# DATA RECORDS
*** Begin section ***

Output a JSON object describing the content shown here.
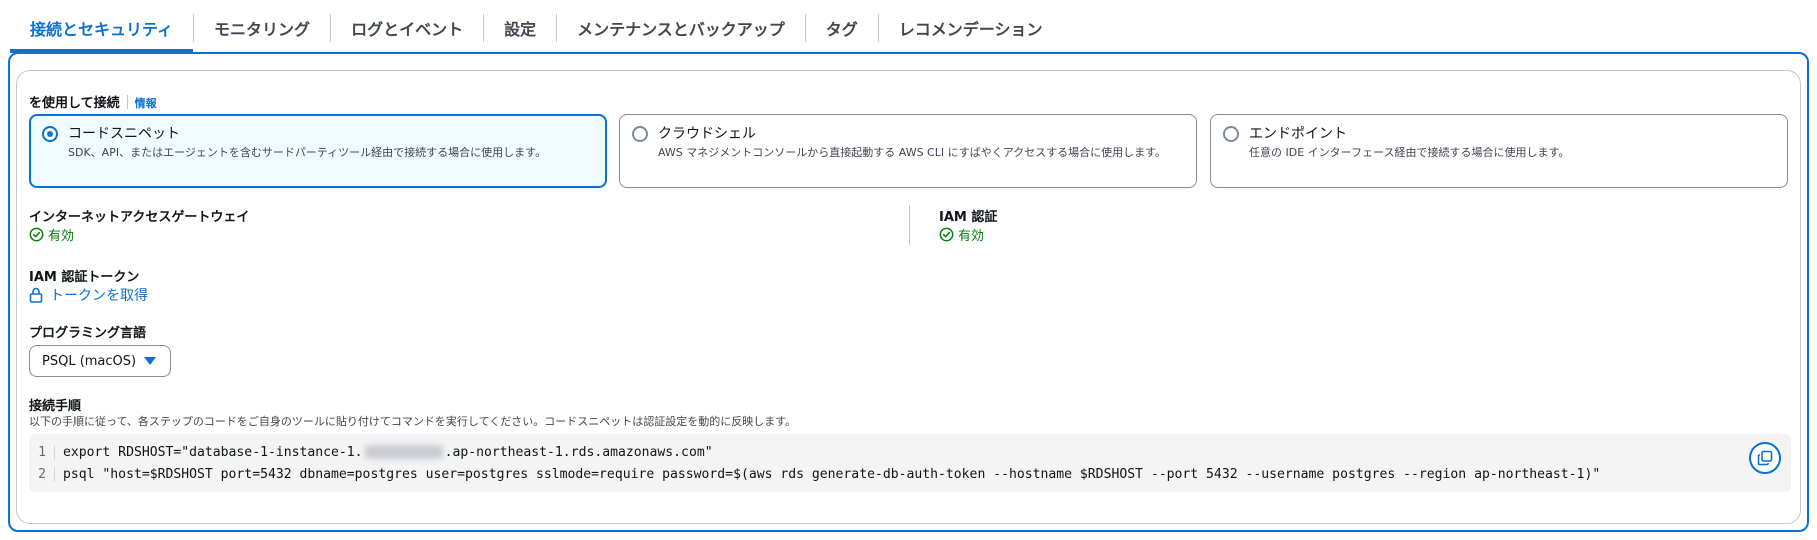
{
  "tabs": [
    {
      "label": "接続とセキュリティ",
      "active": true
    },
    {
      "label": "モニタリング"
    },
    {
      "label": "ログとイベント"
    },
    {
      "label": "設定"
    },
    {
      "label": "メンテナンスとバックアップ"
    },
    {
      "label": "タグ"
    },
    {
      "label": "レコメンデーション"
    }
  ],
  "connect_with": {
    "label": "を使用して接続",
    "info": "情報",
    "options": [
      {
        "title": "コードスニペット",
        "desc": "SDK、API、またはエージェントを含むサードパーティツール経由で接続する場合に使用します。",
        "selected": true
      },
      {
        "title": "クラウドシェル",
        "desc": "AWS マネジメントコンソールから直接起動する AWS CLI にすばやくアクセスする場合に使用します。"
      },
      {
        "title": "エンドポイント",
        "desc": "任意の IDE インターフェース経由で接続する場合に使用します。"
      }
    ]
  },
  "internet_gateway": {
    "label": "インターネットアクセスゲートウェイ",
    "status": "有効"
  },
  "iam_auth": {
    "label": "IAM 認証",
    "status": "有効"
  },
  "iam_token": {
    "label": "IAM 認証トークン",
    "link": "トークンを取得"
  },
  "language": {
    "label": "プログラミング言語",
    "selected": "PSQL (macOS)"
  },
  "instructions": {
    "label": "接続手順",
    "desc": "以下の手順に従って、各ステップのコードをご自身のツールに貼り付けてコマンドを実行してください。コードスニペットは認証設定を動的に反映します。"
  },
  "code": {
    "line1_no": "1",
    "line1_a": "export RDSHOST=\"database-1-instance-1.",
    "line1_b": ".ap-northeast-1.rds.amazonaws.com\"",
    "line2_no": "2",
    "line2": "psql \"host=$RDSHOST port=5432 dbname=postgres user=postgres sslmode=require password=$(aws rds generate-db-auth-token --hostname $RDSHOST --port 5432 --username postgres --region ap-northeast-1)\""
  },
  "colors": {
    "accent": "#0972d3",
    "success": "#037f0c"
  }
}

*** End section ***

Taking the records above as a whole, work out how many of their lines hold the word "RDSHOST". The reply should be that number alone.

# RESPONSE TO THE TASK
2